<<<<

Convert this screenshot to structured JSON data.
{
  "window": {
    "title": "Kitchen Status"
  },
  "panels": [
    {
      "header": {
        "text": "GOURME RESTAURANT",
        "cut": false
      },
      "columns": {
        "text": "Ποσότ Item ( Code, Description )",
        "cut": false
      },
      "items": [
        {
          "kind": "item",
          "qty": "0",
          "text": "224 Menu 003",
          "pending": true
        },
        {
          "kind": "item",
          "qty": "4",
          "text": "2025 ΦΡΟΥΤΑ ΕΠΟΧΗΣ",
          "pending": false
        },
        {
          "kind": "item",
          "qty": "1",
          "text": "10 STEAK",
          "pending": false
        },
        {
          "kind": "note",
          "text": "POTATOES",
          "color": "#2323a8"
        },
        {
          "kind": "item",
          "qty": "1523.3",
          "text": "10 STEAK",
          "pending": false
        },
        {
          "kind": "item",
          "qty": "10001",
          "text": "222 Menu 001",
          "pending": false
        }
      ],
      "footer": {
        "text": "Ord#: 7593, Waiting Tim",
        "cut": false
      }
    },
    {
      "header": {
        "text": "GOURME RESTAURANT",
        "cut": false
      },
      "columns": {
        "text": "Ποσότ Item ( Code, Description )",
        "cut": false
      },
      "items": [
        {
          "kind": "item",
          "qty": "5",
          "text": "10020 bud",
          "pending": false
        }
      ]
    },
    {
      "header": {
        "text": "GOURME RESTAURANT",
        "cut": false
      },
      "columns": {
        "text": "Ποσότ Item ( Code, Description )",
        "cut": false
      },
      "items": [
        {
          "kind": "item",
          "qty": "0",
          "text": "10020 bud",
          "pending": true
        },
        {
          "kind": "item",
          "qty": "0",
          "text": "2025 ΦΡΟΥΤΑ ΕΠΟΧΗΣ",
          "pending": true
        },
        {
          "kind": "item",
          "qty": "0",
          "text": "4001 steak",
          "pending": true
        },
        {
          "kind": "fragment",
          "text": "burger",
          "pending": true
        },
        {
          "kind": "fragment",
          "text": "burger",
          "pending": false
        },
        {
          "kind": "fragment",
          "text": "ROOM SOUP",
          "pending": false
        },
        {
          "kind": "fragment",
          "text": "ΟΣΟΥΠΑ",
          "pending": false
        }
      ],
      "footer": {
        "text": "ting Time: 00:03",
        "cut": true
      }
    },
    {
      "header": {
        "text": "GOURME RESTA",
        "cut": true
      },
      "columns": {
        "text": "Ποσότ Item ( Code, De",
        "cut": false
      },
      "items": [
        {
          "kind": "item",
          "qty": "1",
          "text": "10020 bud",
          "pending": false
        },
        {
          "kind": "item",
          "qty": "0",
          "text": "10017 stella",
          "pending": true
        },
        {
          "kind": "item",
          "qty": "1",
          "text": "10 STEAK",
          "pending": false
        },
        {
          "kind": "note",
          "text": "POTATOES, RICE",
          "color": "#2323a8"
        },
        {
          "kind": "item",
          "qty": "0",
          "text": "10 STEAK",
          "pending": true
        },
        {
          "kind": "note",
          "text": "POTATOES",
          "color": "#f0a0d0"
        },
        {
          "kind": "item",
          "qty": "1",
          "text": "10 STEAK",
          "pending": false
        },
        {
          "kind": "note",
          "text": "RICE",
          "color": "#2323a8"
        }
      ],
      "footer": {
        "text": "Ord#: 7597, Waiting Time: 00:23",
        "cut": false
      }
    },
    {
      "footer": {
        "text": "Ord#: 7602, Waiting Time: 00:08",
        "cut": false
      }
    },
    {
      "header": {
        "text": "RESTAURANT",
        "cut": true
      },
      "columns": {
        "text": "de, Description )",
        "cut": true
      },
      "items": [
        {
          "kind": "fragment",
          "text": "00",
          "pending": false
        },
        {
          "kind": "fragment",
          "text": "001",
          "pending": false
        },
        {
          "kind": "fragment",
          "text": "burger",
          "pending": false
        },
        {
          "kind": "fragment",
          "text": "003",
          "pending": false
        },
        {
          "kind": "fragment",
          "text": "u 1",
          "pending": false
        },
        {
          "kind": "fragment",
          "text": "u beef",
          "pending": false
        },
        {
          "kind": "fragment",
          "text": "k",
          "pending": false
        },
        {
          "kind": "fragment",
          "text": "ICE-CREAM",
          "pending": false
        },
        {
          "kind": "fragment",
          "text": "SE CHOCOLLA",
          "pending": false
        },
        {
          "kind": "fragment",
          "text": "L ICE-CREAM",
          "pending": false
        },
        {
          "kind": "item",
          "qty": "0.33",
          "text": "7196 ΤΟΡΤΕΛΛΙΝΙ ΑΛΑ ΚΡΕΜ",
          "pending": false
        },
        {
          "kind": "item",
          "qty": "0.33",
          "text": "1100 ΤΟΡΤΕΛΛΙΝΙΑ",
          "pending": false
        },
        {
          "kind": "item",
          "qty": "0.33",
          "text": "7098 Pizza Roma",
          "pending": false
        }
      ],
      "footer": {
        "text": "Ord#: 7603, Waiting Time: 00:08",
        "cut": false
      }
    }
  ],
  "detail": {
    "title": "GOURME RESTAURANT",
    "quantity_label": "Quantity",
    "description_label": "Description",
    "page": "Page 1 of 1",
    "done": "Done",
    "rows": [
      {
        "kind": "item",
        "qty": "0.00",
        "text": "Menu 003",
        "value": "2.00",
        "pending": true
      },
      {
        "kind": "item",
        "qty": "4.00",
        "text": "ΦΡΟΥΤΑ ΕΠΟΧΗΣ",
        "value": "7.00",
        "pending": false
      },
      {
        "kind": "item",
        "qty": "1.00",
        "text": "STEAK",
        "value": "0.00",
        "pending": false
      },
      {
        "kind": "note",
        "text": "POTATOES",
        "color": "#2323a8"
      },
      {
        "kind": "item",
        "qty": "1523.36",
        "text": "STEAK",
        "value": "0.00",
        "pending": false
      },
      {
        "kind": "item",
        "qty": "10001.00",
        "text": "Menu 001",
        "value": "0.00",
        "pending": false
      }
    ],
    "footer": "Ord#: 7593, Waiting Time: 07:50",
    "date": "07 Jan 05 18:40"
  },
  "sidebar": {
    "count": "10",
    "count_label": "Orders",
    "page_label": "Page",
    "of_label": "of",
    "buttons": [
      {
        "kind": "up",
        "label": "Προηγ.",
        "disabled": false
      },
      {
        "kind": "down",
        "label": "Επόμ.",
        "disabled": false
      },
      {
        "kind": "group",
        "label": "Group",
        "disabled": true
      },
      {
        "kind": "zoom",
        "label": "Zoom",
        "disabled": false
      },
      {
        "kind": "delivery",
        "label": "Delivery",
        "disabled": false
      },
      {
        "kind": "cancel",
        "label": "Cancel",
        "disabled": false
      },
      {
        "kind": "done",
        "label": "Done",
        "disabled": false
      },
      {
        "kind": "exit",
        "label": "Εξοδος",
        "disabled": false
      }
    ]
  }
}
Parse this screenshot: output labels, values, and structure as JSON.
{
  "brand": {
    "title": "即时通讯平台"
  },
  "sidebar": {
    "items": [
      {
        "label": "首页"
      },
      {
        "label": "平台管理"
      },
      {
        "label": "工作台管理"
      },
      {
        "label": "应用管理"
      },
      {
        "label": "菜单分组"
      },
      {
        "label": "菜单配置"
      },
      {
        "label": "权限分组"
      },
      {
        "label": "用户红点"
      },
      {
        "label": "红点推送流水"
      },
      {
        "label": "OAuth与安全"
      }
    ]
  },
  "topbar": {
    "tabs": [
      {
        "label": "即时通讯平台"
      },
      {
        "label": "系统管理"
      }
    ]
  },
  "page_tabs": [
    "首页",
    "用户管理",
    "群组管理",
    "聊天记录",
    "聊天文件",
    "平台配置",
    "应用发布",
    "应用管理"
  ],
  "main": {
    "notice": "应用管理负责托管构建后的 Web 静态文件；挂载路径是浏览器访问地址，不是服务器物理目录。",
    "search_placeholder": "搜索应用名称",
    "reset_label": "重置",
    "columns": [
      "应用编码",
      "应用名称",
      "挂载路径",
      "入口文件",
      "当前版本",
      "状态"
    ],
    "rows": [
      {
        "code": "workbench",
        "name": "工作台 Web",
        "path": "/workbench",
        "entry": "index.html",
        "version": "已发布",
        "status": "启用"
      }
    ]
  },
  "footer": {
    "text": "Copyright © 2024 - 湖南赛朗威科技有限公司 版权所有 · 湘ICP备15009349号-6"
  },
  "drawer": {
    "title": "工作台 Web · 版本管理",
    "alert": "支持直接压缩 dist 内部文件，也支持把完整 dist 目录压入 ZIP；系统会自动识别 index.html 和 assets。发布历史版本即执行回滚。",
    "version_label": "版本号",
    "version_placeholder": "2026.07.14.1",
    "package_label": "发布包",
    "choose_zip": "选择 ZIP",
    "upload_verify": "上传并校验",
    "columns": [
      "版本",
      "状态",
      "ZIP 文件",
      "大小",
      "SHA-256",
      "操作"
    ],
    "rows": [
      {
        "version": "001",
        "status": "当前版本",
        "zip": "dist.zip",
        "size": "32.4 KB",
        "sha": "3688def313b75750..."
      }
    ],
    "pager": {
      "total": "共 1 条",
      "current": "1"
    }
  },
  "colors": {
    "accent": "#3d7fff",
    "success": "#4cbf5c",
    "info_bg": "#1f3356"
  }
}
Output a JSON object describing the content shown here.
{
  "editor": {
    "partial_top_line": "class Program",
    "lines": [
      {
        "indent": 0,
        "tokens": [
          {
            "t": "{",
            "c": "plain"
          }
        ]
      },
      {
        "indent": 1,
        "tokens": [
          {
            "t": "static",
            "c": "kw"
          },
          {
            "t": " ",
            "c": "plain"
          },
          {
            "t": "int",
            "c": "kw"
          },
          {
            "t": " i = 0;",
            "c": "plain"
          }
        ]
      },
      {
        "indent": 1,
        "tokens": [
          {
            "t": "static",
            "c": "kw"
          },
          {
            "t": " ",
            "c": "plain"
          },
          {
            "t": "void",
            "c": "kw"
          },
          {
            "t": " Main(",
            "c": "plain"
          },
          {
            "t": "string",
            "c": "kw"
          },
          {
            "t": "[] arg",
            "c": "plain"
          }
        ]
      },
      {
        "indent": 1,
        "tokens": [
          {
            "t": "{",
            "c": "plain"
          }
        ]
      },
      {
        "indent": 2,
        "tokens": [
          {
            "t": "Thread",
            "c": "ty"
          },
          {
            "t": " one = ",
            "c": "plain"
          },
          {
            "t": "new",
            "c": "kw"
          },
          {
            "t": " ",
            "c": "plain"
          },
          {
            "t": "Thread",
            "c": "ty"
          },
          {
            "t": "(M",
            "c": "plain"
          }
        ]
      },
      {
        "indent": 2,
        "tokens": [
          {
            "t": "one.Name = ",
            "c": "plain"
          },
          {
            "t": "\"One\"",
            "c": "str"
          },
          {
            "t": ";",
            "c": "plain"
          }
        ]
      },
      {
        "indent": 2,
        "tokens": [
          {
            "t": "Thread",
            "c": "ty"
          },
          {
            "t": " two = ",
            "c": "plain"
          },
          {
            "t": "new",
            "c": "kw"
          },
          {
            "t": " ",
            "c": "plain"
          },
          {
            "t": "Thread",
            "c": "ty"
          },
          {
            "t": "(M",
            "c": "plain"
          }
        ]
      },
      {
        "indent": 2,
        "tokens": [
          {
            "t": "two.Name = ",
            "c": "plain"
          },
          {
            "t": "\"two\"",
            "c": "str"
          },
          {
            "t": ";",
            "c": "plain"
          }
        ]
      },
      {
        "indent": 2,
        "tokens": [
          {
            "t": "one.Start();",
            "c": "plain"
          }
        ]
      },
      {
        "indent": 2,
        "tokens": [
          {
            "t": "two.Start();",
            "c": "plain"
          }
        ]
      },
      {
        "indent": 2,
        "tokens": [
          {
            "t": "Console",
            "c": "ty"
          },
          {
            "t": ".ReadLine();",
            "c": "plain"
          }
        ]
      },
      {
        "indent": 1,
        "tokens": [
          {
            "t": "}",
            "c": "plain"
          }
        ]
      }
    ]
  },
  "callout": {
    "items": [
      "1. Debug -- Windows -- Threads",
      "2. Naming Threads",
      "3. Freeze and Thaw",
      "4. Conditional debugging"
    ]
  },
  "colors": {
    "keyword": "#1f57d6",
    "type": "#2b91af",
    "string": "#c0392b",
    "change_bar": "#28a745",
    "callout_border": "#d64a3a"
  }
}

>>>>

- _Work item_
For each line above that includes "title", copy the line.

- _Task response_
    "title": "Kitchen Status"
    "title": "GOURME RESTAURANT",
    "title": "即时通讯平台"
    "title": "工作台 Web · 版本管理",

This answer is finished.